12.11. Warp

12.11.1. Overview

This filter displaces pixels of active layer or selection according to the grey levels of a Displacement map. Pixels are displaced according to the gradient slope in the displacement map. Pixels corresponding to solid areas are not displaced; the higher the slope, the higher the displacement.

Figure 16.267.  From left to right: original image, displace map, displaced image

From left to right: original image, displace map, displaced image

Solid areas of displacement map lead to no displacement. Abrupt transitions give an important displacement. A linear gradient gives a regular displacement. Displacement direction is perpendicular to gradient direction (angle = 90°).

Figure 16.268. With a non-linear gradient

With a non-linear gradient

A non-linear gradient leads to curls.

Figure 16.269. With a complex gradient:

With a complex gradient:

And a complex gradient, such as the Solid Noise filter can create, gives a swirl effect.

This filter offers the possibility of masking a part of the image to protect it against filter action.

12.11.2. Activating the filter

This filter is found in the image window menu under FiltersMapWarp. This filter has no Preview.

12.11.3. Options

Figure 16.270. Warp filter options

Warp filter options

Basic Options

Step Size

Step is displacement distance for every filter iteration. A 10 value is necessary to get a one pixel displacement. This value can be negative to invert displacement direction.


Iteration is the number of repetitions of effect when applying filter.

On Edges

Because of displacement, a part of pixels are driven over the borders of layer or selection, and, on the opposite side, pixels places are emptying. Four following options allow you to fix this issue:

  • Warp (default): What goes out on one side is going into the opposite side.

  • Smear: Emptying places are filled with a spreading of the neighbouring image line.

  • Black : Emptying places are filled with black color.

  • FG Color : Emptying places are filled with the Foreground color of the color area in Toolbox.

Displacement Map

To be listed in this drop-down list, the displacement map, which is a grey-scaled image, must be present on your screen when you call filter and must have the same size as the original image.

Advanced Options

Dither Size

Once all pixels displaced, this option scatters them randomly, giving grain to the image. The higher this value (0.00-100.00), the thinner the grain.

Figure 16.271. With a 3.00 dither size:

With a 3.00 dither size:

Rotation Angle

This option sets displacement angle of pixels according to the slope direction of gradient. Previous examples have been created with a vertical gradient and a 90° angle: so, pixels were displaced horizontally and nothing went out of the image borders.

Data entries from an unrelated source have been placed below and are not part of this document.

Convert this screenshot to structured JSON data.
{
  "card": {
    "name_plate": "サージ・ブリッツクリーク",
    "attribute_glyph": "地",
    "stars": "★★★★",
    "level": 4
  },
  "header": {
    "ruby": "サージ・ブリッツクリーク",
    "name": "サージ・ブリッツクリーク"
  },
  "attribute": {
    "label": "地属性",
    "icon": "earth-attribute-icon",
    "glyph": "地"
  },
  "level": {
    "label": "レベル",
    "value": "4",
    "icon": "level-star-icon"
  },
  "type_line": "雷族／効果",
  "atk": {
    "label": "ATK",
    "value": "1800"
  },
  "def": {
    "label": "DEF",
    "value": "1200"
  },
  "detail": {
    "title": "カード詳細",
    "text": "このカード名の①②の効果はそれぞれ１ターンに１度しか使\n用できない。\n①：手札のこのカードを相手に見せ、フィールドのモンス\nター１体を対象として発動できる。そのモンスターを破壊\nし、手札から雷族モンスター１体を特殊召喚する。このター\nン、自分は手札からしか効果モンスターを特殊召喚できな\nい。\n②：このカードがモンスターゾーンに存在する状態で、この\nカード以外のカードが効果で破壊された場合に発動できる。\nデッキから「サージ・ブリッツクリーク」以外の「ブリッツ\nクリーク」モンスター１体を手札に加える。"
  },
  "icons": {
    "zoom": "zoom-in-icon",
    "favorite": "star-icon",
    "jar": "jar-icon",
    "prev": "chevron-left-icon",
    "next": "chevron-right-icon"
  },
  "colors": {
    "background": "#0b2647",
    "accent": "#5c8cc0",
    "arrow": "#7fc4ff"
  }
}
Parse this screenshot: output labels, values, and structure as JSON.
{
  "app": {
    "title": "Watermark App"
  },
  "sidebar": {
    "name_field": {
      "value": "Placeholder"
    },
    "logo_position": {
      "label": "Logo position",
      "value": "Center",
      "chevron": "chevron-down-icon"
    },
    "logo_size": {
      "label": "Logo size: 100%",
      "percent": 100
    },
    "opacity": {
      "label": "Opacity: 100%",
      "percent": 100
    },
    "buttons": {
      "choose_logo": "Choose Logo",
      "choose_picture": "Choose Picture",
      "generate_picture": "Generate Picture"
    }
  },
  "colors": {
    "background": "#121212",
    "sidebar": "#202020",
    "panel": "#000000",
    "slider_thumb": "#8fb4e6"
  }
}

Here is an example with a 10° angle and 6 iterations:

Figure 16.272. With a 10° angle and 6 iterations:

With a 10° angle and 6 iterations:

Displacement is made according to a 10° angle against vertical. Pixels going out the lower border on every iteration are going into through the upper border (Wrap option checked), giving a dotted line.

Magnitude map

In addition to displacement map, you can add a Magnitude Map. This map is also a grey-scaled image, with the same size as the source image and which must be present on your screen when you call filter. This map gives more or less strength to filter on some parts of the image, according to the grey levels of this magnitude map. Image areas corresponding to white parts of this map will undergo all the strength of filter. Image areas corresponding to black parts of the map will be spared by filter. Intermediate grey levels will lessen filter action on corresponding areas of the image. Use magnitude map must be checked for that.

Figure 16.273. Magnitude Map example:

Magnitude Map example:

From left to right: original image, displacement map, magnitude map, after applying Warp filter. You can see that the black areas of magnitude map prevent filter to take action.

More Advanced Options

These extra options let you add two new maps, a gradient map and/or a vector map.

[Note] Note

To test these options alone, you must use a map with a solid color for all the other maps.

The Gradient Map

The gradient map is also a grayscaled map. Here, the displacement of pixels depends on the direction of grayscale transitions. The Gradient scale option lets you set how much the grayscale variations will influence the displacement of pixels. On every iteration, the filter works of the whole image, not only on the red object: this explains burredness.

Figure 16.274. Gradient map example

Gradient map example

From left to right: original image, displacement map, after applying Warp filter with a Gradient Scale map. Gradient is oblique, from top left to right bottom. The part of the image corresponding to the gradient is moved obliquely, 90° rotated (Rotation Angle 90° in Advanced options).

The Vector Map

Figure 16.275. Vector map example

Vector map example

From left to right: original image, displacement map, after applying Warp filter with a Vector map. Gradient is vertical, from top to bottom. Vector angle is 45°. The image is moved obliquely, 45° to the top left corner. The image is blurred because every iteration works on the whole image, and not only on the red bar.

With this map, the displacement depends on the angle you set in the Angle text box. 0° is upwards. Angles go counter-clockwise. The Vector Magnitude determines by how many pixels the image will move on every iteration.